In encrypted messaging with members of a white supremacist group, the Las Vegas man spoke about his disdain for Jewish people, minorities and the LGBTQ community.

Conor Climo discussed attacks on a local synagogue and planned to surveil a downtown Las Vegas bar that he believed catered to LGBTQ clientele, according to federal authorities who on Friday announced his arrest.

When authorities in an FBI-led task force served a search warrant Thursday — when Climo, 23, was arrested — they found a notebook with “hand-drawn schematics” for a possible attack in the Las Vegas area, and drawings of timed explosive devices, according to the office of the U.S. attorney for the district of Nevada.

Climo, a security guard, was being held on a charge of possession of an unregistered firearm, in the form of the component parts of a destructive device, officials said. If convicted, he faces up to 10 years in federal prison and a $250,000 fine.

U.S. Magistrate Judge Nancy Koppe on Friday ordered Climo to remain in federal custody pending an Aug. 23 court appearance.

According to authorities, Climo also discussed with members of the National Socialist Movement hate group the manufacturing of Molotov cocktails and improvised explosive devices. He’s also alleged to have tried to recruit a homeless person to conduct “pre-attack surveillance” on at least one Las Vegas synagogue and “other targets,” officials said, adding that his recruitment proved futile.

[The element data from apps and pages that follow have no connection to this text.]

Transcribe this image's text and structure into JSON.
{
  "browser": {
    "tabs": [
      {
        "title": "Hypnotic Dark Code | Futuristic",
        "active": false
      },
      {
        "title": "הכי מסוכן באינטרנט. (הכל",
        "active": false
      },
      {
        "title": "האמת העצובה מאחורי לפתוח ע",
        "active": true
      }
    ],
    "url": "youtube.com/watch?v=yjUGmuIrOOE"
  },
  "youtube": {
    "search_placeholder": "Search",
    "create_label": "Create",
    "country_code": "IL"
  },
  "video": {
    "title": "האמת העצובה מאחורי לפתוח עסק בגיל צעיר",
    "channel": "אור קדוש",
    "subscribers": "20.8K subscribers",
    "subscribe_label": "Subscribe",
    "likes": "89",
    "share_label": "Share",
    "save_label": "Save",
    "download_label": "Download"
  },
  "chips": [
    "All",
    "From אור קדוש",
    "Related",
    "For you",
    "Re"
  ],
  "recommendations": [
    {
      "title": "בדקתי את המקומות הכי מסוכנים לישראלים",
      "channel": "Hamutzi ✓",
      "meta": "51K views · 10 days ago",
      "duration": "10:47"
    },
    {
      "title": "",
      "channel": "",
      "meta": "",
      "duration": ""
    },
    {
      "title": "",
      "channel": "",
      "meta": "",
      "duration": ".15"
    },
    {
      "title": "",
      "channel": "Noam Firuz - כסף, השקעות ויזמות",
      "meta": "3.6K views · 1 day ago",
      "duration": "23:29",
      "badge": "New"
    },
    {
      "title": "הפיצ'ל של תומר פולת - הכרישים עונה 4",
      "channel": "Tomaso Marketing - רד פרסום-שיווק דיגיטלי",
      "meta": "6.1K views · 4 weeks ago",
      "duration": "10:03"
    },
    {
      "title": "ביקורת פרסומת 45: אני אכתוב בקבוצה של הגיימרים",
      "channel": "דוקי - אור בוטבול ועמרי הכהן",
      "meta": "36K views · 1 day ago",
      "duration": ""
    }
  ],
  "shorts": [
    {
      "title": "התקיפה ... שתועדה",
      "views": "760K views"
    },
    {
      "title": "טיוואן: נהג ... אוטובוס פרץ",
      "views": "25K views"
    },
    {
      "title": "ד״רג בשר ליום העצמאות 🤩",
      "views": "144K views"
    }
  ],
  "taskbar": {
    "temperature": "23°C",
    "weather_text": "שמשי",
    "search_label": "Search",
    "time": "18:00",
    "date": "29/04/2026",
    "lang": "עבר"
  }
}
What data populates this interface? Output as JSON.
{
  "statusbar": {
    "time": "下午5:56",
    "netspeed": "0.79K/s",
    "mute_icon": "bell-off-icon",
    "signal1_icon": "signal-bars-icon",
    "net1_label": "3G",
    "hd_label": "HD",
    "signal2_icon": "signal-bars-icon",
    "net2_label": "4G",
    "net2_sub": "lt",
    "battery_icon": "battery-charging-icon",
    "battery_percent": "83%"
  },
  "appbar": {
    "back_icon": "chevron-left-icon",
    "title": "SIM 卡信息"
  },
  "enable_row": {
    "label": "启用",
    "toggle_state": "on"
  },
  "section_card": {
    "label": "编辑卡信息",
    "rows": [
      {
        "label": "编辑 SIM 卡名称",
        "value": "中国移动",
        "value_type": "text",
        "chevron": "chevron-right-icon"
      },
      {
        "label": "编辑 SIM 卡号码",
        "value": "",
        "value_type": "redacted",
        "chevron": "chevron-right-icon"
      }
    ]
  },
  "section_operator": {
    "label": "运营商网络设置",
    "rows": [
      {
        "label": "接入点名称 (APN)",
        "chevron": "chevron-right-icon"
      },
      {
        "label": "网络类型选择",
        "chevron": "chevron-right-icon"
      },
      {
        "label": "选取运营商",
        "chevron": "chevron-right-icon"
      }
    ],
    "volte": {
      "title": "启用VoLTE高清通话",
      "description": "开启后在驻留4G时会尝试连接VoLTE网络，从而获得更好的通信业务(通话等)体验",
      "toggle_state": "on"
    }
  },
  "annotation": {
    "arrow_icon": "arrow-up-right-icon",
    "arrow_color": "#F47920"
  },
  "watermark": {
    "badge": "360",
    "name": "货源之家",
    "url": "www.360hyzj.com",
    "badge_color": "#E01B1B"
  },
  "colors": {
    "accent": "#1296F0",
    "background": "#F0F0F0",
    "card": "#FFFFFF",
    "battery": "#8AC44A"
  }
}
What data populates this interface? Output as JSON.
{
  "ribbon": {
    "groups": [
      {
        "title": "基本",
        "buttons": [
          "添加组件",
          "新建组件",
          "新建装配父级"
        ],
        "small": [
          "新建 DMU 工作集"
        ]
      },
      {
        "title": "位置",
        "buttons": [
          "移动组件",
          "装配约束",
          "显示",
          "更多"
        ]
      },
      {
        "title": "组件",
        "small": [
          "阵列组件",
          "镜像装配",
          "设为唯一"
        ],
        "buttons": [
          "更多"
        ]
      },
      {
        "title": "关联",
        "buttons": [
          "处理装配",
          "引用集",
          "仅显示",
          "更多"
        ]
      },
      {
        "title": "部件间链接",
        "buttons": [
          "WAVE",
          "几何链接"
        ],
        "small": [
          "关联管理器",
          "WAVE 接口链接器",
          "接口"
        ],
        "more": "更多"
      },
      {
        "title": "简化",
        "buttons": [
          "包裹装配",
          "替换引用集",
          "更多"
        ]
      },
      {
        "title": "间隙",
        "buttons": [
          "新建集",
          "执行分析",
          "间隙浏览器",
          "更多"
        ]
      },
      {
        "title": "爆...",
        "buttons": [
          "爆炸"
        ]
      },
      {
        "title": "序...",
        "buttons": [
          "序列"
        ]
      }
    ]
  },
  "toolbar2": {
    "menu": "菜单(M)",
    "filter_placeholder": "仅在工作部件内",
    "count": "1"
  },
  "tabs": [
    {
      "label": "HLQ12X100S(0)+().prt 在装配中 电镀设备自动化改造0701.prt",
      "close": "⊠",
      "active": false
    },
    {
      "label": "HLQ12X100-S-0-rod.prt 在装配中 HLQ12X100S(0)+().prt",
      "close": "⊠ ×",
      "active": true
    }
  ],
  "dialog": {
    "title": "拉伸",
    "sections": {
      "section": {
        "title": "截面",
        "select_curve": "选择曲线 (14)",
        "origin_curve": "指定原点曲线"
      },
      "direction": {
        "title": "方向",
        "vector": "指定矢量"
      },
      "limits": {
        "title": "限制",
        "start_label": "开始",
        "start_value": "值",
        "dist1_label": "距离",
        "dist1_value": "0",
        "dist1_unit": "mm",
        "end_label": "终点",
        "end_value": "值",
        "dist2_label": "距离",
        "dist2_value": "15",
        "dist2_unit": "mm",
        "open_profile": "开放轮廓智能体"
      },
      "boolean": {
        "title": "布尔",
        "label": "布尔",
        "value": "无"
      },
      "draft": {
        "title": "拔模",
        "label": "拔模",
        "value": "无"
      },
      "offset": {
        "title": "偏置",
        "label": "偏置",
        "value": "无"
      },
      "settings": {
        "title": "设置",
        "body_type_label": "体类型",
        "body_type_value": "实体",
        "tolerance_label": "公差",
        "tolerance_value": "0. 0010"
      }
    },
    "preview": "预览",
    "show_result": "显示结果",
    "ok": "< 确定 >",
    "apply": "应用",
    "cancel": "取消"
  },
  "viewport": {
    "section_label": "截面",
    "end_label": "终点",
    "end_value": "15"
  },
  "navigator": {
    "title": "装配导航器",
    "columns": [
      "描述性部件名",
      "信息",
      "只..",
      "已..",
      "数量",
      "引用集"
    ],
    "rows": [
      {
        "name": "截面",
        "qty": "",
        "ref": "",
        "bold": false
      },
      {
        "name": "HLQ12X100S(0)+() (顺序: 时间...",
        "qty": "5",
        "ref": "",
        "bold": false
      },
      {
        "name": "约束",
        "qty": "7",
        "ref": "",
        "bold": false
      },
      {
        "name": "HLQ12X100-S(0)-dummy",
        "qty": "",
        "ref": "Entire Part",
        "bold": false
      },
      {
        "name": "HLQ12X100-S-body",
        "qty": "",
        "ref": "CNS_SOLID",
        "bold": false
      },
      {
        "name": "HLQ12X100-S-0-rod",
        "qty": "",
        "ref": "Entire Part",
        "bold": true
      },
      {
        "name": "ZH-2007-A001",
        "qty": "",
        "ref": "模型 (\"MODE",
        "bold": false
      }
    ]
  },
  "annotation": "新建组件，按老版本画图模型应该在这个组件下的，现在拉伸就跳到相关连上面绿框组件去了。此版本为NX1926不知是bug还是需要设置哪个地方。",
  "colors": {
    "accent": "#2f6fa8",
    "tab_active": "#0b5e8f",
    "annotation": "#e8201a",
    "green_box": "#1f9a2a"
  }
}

The only security guard in Nevada registered with the same name appeared on a local TV news spot in 2016, when he was patrolling his Centennial Hills neighborhood wearing battle gear and carrying an assault rifle and survival knife. He shows and describes to a reporter the four, 30-bullet ammunition magazines he is carrying.

Neighbors expressed concern, but Climo was not arrested at that time.

Metro Police Officer Aden OcampoGomez noted Friday that Nevada is an open-carry weapon state and Climo broke no laws.

A picture on a LinkedIn account under Conor Climo’s name matches the man in the news report, and his workplace matches the registration in the Nevada Private Investigators Licensing Board.

His license, which he obtained around the same time as the news report, is current until next year. According to the registration, he didn’t have a “firearm status.”

Climo's employer didn't immediately respond to messages.

The National Socialist Movement was founded in Detroit in 1994, according to the Southern Poverty Law Center. “Until 2007, NSM members protested in full Nazi uniforms, now traded in for black ‘Battle Dress Uniforms,’” said the SPLC, an organization that monitors hate groups.

It wasn’t clear when Climo fell onto the FBI’s radar, but officials said Climo’s communication with the hate group occurred throughout this year.

Lone wolf attacks against Jewish, LGBTQ and minority communities aren't unprecedented.

In October, an anti-Semite stormed the Tree of Life synagogue in Pittsburgh, killing 11. About three years earlier, a man in Orlando shot up Pulse Nightclub, slaying 49 members of the LGBTQ community.

A week ago, a self-described white nationalist allegedly attacked a packed Walmart in El Paso, Texas, leaving at least 22 dead and a couple dozen wounded. According to reports, the suspect confessed to targeting Mexicans in the binational border town.

“As this complaint illustrates, the FBI will always be proactive to combat threats that cross a line from free speech to potential violence,” said Special Agent in Charge Aaron Rouse of the FBI Las Vegas division, in a news release.

“Threats of violence motivated by hate and intended to intimidate or coerce our faith-based and LGBTQ communities have no place in this country,” added U.S. Attorney Nicholas Trutanich for the district of Nevada.

The Associated Press contributed to this report.